The authors searched the Cochrane Library, MEDLINE, EMBASE, AIDSearch, and Gateway to assess the effect of prenatal and/or postnatal vitamin A supplementation on the risk of mother-to-child transmission (MTCT) of HIV and other pregnancy outcomes. 5 trials were included totaling 7528 women (4 trials of prenatal and 1 trial of postnatal supplementation). Overall, there was no evidence of an effect of prenatal and/or postnatal vitamin A supplementation on the risk of MTCT of HIV (Relative Risk [RR] 1.06, 95% Confidence Interval [CI] 0.89–1.26). However, prenatal vitamin A supplementation significantly improved birth weight (weighted mean difference 89.78; 95% CI, 84.73–94.83), but there was no evidence of an effect on stillbirths (RR 0.99; 95% CI, 0.68–1.43), preterm births (RR 0.88; 95% CI, 0.65–1.19), death before 24 months among live births (RR 1.08; 95% CI, 0.91–1.29), and maternal death (RR 0.83; 95% CI, 0.59–1.17). The available evidence does not support vitamin A supplementation of HIV-infected pregnant and lactating women, despite improvement in birth weight.

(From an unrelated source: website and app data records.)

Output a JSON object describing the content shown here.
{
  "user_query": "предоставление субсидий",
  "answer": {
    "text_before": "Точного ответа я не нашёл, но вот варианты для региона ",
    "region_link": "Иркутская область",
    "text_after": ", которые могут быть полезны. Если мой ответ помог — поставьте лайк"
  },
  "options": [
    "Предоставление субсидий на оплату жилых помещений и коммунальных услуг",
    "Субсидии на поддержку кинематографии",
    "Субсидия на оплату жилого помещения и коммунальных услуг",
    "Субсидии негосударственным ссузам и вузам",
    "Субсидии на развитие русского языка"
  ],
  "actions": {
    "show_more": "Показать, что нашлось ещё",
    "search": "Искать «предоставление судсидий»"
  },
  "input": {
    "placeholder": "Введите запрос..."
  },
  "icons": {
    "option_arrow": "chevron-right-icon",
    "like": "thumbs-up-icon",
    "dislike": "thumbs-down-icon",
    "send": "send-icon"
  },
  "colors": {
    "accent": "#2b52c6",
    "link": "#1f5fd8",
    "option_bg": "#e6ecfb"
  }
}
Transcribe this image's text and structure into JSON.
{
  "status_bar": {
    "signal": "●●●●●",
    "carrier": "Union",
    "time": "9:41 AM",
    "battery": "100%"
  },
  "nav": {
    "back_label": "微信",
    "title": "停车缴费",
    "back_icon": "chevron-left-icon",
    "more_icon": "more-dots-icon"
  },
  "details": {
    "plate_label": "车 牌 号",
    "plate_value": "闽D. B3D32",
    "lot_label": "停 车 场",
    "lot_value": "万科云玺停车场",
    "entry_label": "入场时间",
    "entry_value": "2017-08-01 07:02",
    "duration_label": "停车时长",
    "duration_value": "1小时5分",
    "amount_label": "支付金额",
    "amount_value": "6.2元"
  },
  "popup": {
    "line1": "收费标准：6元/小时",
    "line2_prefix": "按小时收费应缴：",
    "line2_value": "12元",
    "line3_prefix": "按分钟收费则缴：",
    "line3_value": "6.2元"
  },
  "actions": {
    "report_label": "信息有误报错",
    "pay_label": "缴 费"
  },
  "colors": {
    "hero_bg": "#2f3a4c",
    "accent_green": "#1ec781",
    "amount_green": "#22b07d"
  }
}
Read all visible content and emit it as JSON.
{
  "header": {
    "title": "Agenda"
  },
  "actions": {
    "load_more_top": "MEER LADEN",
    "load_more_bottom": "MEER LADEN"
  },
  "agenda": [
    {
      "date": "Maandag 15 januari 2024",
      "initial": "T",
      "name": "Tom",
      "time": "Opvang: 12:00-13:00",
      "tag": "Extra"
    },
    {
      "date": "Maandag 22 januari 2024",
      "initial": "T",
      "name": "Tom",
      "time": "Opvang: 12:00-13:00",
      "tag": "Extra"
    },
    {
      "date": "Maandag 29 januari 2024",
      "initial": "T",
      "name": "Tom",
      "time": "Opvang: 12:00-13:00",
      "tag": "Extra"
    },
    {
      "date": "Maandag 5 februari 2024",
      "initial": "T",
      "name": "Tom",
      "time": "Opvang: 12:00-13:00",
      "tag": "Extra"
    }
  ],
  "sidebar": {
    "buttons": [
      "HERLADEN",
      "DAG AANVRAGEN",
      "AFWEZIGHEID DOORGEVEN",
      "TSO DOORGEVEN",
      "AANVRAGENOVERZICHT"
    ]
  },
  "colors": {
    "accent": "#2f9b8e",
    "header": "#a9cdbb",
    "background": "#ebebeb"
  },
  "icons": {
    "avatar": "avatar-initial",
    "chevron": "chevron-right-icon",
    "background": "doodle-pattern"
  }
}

Kongnyuy, E.; Wiysonge, C.; Shey, M. A systematic review of randomized controlled trials of prenatal and postnatal vitamin A supplementation of HIV-infected women. International Journal of Gynecology and Obstetrics (2009) 104 (1) 5-8.